I am not saying plan everything with military precision. But it pays to buy your shop weekly and have a rough guide of what you will be eating for the week. Think about your breakfast. Do you have eggs, bacon, fruit etc to ensure you have something to eat or prepare for breakfast all week (or most of). What about lunch? Will you be having leftovers or do you have something handy in the fridge to cook up to bring in a box?
Remember the motto - "Fail To Prepare, Prepare to Fail".

4. Do this for you, and ignore the well meaning comments of others. 

This is probably the toughest part of going Paleo or any healthy eating regime. Other people often do not get it and love to tell you how much they disagree with your way of eating. The fact is people believe what they want to believe. They have been convinced by health "experts" that grains are an essential part of the diet and needed for dietary fibre etc, and they choose to believe it because lets face it - we were all reluctant to give it up right?
The fact is people will be quick to judge your "Atkins style diet" while munching on bagels and cream cheese and wondering why their own "diet" isn't working. Ignore them. Do not try to preach and be happy in the knowledge that they will soon be asking "Have you lost weight"??

3. Start A Blog

I have to say that starting my blog and facebook page were the best thing I ever done. I started it more as a way to keep myself accountable and share information with a small number of people.

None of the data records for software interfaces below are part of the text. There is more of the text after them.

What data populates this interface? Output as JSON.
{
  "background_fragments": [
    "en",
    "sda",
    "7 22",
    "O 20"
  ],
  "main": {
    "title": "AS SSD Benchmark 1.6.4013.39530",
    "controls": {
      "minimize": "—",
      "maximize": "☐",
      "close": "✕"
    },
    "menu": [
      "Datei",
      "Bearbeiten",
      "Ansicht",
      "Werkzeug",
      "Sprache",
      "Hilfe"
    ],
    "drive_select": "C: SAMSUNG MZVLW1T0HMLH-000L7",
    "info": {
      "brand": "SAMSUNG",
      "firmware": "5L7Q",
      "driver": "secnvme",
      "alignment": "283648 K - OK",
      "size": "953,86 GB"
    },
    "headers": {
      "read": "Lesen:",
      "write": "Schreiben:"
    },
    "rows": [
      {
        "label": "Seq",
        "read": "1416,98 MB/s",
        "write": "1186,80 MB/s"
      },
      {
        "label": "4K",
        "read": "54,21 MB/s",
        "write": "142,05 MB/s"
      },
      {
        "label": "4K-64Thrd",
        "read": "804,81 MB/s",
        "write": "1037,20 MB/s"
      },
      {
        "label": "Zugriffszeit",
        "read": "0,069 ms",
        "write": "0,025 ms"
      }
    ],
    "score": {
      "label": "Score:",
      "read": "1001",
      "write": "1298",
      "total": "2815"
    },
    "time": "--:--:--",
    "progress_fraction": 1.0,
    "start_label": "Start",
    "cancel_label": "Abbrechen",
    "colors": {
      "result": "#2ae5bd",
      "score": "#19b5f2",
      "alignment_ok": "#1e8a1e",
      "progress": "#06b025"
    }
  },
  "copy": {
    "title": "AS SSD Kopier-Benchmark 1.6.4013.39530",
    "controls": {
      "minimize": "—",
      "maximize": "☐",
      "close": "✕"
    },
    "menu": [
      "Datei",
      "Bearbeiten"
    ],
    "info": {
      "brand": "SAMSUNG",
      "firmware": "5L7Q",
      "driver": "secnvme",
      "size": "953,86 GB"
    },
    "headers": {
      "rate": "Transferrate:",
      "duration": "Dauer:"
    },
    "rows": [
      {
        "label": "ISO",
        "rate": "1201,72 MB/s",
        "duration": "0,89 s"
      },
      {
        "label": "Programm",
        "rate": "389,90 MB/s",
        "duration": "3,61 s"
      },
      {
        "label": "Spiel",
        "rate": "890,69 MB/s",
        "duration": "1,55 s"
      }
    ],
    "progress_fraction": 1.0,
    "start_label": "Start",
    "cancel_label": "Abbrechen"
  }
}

Little did I think I would ever get any interest, let alone almost 19,000 fans. Sure it is not the thing of literary greatness but all the same in my little world it is pretty darn brilliant. I am so thankful for all the interest and if I can help just one person reach their personal goals I will be happy. Start your own blog. You never know who you may help or befriend and it will help you stay on track.

2. Do a Whole 30. 

You do not have to do this immediately, although it is a great way to begin if you are an "All or nothing" type of person. I didn't do the full Whole 30 thing until a few months after I began Paleo, but I definitely recommend it. It is a great program and really puts you on the straight and narrow. It is especially useful if you have serious sugar or carb cravings. I also run my own 30 Day Challenges.

1. Enjoy your new found health!

Trust me Paleo makes you feel amazing. Before I started Paleo I was constantly bloated and sluggish. I hated my abdominal area and always felt a mid afternoon slump. Now I have far more energy, feel happy in my own skin and above all I feel healthy and happy! Everyday we see sick people and more and more people on diabetic medication or on medication for blood pressure etc. Knowing you are doing everything you can to combat all of modern societies ailments feels great. Why wait until you have a health problem. Prevention is the best cure!

Keep It Paleo,
Denise x